Researchers in Brazil have discovered a simple test that may help predict your longevity by measuring how well you can sit and rise from the floor – testing muscular strength and flexibility. The test is called the sitting-rising test (SRT) and involves a score of 0-5 for each movement (sitting and rising) with a combined 10 being the highest score awarded for those who can sit and rise from the floor without any assistance from their hands or knees. This is testing your core strength. Your core is anything that connects to your pelvis, whether above or below it, and this includes your hamstrings, glutes and adductor muscles.

How It Works

Sit down on the floor, and then get up using as little assistance from your hands, knees or other body parts as possible. For each body part that you use for support, you'll lose one point from the possible top score of 10.

For instance, if you put one hand on the floor for support to sit down, then use a knee and a hand to help you get up, you'll lose three points for a combined score of seven. What do the numbers mean? They correlated strongly with participants' risk of death during the study period of just over six years. For each unit increase in SRT score, participants gained a 21 percent improvement in survival:

  • Those who scored 0-3 were 6.5 times more likely to die during the study than those who scored 8-10
  • Those who scored 3.5 to 5.5 were 3.8 times more likely to die
  • Those who scored 6 to 7.5 were 1.8 times more likely to die

Quoting this study is meant to provide a wake up call to all of us and is an interesting perspective on the connection between mobility and health and can provide encouragement for many to get back in shape.

Why Are We Talking About This Now?

Because as health conscious people we are increasingly making such good choices that we will likely live for a very long time. And we had better get in shape for it. This test is a measure of your fitness at the most basic level, testing not only muscular strength but also flexibility, balance and motor coordination. All of these attributes are essential for day-to-day living and for maintaining your independence as you age. And though the study didn't measure this directly, there's quite a good chance that those who are capable of easily sitting and standing without assistance are also those who engage in regular physical activity,which is helping to keep them agile and healthy.

Simple Tips For Longevity

One of the key things you can do to extend not only the sheer quantity of your years, but more importantly the quality, is to make a few simple changes to your lifestyle:

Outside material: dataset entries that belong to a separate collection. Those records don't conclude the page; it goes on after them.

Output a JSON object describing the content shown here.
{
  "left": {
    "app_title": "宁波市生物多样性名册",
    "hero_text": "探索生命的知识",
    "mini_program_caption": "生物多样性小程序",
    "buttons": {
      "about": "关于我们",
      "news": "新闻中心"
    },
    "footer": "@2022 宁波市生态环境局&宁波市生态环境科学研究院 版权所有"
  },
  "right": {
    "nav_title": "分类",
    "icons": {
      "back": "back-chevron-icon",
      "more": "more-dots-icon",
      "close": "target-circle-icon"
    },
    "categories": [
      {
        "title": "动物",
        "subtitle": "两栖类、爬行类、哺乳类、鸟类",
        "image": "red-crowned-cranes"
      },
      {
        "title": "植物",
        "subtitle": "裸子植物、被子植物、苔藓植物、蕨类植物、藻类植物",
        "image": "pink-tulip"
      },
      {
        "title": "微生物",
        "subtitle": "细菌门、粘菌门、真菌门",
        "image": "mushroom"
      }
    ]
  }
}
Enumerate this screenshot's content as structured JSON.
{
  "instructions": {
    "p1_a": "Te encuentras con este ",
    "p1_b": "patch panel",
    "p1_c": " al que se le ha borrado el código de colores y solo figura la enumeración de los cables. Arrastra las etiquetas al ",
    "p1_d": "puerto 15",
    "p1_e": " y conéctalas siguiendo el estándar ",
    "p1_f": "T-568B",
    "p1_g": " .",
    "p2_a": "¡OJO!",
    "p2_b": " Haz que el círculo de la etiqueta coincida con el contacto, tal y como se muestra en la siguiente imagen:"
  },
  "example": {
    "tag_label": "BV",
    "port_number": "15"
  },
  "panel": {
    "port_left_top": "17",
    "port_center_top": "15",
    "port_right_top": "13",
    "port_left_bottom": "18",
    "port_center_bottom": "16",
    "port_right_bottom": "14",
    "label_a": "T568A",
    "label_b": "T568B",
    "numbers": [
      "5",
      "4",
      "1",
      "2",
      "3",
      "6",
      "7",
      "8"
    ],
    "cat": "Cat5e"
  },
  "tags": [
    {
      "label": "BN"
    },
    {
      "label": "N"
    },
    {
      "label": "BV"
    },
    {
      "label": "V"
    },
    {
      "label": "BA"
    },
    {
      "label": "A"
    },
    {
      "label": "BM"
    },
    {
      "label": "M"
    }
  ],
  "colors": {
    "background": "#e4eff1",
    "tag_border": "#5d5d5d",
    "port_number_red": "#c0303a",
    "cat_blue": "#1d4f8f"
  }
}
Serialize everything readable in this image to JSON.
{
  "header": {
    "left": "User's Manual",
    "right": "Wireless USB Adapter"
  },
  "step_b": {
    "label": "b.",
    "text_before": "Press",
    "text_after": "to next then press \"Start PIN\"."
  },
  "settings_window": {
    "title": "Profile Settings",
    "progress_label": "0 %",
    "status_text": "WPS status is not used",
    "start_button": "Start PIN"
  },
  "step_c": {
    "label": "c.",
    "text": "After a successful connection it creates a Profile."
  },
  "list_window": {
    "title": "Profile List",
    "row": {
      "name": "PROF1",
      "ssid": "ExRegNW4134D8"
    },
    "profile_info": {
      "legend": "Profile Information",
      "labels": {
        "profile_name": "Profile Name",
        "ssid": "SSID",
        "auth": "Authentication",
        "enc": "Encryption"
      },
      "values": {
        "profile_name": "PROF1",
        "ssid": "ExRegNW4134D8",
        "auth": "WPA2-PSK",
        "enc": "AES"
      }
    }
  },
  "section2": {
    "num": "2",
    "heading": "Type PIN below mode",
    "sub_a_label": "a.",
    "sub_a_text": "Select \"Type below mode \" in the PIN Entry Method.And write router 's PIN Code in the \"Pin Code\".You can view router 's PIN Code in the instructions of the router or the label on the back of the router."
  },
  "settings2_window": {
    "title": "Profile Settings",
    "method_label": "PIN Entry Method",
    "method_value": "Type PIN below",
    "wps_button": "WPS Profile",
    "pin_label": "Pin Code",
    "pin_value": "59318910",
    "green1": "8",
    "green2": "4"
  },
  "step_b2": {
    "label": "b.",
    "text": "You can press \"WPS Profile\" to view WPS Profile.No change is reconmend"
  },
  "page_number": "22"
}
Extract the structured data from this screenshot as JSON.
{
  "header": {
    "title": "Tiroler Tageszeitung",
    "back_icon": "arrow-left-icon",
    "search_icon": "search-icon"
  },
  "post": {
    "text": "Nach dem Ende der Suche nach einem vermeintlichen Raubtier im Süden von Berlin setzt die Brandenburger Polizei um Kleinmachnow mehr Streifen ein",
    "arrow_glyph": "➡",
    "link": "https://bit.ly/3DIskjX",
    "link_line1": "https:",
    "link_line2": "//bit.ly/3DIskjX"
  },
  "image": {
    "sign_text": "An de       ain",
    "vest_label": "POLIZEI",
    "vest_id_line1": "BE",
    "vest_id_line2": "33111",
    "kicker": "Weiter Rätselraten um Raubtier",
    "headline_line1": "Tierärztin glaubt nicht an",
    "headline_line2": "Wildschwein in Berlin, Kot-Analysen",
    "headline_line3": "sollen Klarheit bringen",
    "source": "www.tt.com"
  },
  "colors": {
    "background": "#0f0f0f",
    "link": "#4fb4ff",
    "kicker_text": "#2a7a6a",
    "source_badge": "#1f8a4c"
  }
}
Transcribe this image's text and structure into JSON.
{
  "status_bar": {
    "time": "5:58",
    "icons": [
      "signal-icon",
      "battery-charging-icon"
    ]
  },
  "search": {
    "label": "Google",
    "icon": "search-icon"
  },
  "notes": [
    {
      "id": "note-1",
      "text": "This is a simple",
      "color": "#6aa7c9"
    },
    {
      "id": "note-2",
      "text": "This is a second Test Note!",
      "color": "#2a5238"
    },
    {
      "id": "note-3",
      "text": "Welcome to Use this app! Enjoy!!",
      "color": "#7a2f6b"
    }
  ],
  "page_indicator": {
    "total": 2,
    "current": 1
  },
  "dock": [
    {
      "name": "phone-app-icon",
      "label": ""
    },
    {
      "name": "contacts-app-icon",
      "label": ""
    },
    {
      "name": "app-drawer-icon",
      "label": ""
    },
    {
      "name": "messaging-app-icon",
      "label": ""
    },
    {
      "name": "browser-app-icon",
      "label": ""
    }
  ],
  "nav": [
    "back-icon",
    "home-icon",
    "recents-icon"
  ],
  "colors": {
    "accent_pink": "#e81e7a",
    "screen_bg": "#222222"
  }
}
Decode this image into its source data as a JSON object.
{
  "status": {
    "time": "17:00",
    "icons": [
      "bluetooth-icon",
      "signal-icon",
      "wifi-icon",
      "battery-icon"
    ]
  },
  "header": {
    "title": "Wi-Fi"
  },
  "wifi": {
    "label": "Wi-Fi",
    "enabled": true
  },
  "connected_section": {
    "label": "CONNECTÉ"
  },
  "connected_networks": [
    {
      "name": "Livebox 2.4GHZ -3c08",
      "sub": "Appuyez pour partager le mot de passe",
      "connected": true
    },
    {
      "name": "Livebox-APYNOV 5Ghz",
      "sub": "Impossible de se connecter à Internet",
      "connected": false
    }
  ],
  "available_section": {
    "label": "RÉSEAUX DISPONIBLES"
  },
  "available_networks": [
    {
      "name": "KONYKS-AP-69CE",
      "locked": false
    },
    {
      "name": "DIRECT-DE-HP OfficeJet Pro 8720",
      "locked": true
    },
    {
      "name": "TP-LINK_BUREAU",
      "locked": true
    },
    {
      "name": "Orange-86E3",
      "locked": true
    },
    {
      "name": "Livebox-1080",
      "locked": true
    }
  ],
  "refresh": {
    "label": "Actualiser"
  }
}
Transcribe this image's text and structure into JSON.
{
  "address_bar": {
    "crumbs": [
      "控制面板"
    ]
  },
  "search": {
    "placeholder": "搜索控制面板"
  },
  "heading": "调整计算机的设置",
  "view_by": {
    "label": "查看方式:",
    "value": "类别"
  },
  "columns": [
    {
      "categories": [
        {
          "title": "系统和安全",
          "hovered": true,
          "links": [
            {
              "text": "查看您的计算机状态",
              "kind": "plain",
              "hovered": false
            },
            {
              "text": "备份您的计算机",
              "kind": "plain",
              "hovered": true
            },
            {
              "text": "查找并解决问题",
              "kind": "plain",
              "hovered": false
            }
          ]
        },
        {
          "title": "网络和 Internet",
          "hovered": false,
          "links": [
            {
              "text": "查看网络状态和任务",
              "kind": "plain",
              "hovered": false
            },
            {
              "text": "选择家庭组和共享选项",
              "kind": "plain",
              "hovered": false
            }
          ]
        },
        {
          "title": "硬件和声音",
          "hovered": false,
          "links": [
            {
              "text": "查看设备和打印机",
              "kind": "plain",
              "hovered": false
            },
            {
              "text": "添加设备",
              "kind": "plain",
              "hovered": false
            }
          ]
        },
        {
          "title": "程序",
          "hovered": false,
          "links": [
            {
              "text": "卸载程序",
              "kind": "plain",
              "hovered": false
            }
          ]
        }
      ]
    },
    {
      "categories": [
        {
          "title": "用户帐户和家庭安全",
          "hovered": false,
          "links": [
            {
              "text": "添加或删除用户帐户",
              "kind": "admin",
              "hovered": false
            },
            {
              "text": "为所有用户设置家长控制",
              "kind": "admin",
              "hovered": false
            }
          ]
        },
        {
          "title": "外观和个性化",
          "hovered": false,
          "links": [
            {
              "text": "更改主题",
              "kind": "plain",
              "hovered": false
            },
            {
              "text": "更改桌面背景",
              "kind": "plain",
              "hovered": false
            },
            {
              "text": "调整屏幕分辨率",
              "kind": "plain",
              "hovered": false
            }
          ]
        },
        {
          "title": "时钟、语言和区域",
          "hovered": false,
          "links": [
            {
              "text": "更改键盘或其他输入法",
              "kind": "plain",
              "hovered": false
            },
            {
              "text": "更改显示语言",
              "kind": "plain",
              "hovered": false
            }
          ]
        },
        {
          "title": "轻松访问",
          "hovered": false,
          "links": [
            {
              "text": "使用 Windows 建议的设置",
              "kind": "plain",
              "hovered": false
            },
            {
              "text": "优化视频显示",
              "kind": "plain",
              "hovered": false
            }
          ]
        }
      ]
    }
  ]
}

  • Optimize your insulin function through diet and exercise. Regulating your insulin and leptin levels in this way have been found to be key factors in slowing down the aging process
  • Previous research has shown that you can extend your lifespan by reducing your caloric intake but cut out calories from a specific source – namely carbohydrates
  • Protein intake should be about one gram per kilogram of lean body mass or less than half a gram per pound of lean body mass. Most people are currently consuming two to three times this much
  • The key to success with this anti-aging strategy is not necessarily to reduce your calories but replace the missing carbs and protein with healthy fats such as butter, olive oil, coconut oil, avocado, the fat from pastured animals, and nuts
  • Proper food choices with plenty of fruit and vegetables including a salad at every meal
  • Eat natural, unprocessed salt – Himalayan crystal salt – with your food, as higher salt intake has been tied to longevity
  • Also include liberal amounts of fermented foods in your daily diet which are important for optimal immune function
  • Learn to be stress free. You cannot be optimally healthy if you avoid addressing the emotional components of your health. Your emotional state plays a role in nearly every physical disease from heart disease to depression, Try meditation, yoga, prayer, social support and exercise as ways to help you maintain emotional equilibrium
  • Have a good sleep. Not only is sleep important in preventing illness, but recent research suggests it correlates with longevity as well. Not just enough sleep but the right amount of sleep – not more that 8 hours and not less than 7 hours. Of course, the quality of your sleep is also important, not just the quantity
  • Take high-quality animal-based Omega-3 fats. Animal-based omega-3 fats are a strong factor in helping people to live longer. Many experts believe it's the predominant reason why the Japanese are the longest-lived race on the planet
  • Get your antioxidants from foods. Good sources include blueberries, cranberries, blackberries, raspberries, strawberries, cherries, beans, and artichokes